**Work instructions:**
Which lines below contain the word "title"? Copy each one.

BEGIN Data

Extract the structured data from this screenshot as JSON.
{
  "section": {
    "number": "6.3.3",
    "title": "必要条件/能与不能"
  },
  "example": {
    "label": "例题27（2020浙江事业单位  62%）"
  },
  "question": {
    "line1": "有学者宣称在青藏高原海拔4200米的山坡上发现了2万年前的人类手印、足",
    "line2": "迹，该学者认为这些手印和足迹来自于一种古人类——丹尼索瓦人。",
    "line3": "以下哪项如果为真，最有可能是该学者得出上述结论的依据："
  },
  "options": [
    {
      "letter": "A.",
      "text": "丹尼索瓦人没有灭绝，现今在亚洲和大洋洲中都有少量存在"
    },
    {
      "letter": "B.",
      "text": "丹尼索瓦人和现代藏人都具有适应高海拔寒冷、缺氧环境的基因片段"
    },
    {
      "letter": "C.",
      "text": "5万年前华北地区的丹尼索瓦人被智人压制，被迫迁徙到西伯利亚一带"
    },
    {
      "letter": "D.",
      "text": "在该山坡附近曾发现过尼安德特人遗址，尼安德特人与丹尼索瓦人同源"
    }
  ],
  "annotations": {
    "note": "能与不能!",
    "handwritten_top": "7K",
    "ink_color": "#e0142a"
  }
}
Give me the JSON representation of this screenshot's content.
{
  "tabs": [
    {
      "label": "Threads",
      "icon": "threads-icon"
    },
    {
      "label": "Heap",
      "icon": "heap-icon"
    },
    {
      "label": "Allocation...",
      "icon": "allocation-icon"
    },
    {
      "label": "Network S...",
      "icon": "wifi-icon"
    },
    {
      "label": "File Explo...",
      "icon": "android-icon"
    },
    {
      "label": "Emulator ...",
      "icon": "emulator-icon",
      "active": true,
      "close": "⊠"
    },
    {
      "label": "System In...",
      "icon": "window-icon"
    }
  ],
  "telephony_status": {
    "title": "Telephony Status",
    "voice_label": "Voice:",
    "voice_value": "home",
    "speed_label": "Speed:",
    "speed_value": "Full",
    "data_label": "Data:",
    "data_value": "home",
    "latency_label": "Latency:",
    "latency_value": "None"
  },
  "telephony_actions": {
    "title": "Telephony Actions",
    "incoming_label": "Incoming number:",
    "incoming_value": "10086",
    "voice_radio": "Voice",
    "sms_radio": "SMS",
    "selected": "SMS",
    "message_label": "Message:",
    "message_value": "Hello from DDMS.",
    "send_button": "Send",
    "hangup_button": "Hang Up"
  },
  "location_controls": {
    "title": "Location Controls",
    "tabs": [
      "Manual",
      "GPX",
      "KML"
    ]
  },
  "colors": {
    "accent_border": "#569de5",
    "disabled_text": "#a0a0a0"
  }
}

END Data

**Answer for this exercise:**
    "title": "必要条件/能与不能"
    "title": "Telephony Status",
    "title": "Telephony Actions",
    "title": "Location Controls",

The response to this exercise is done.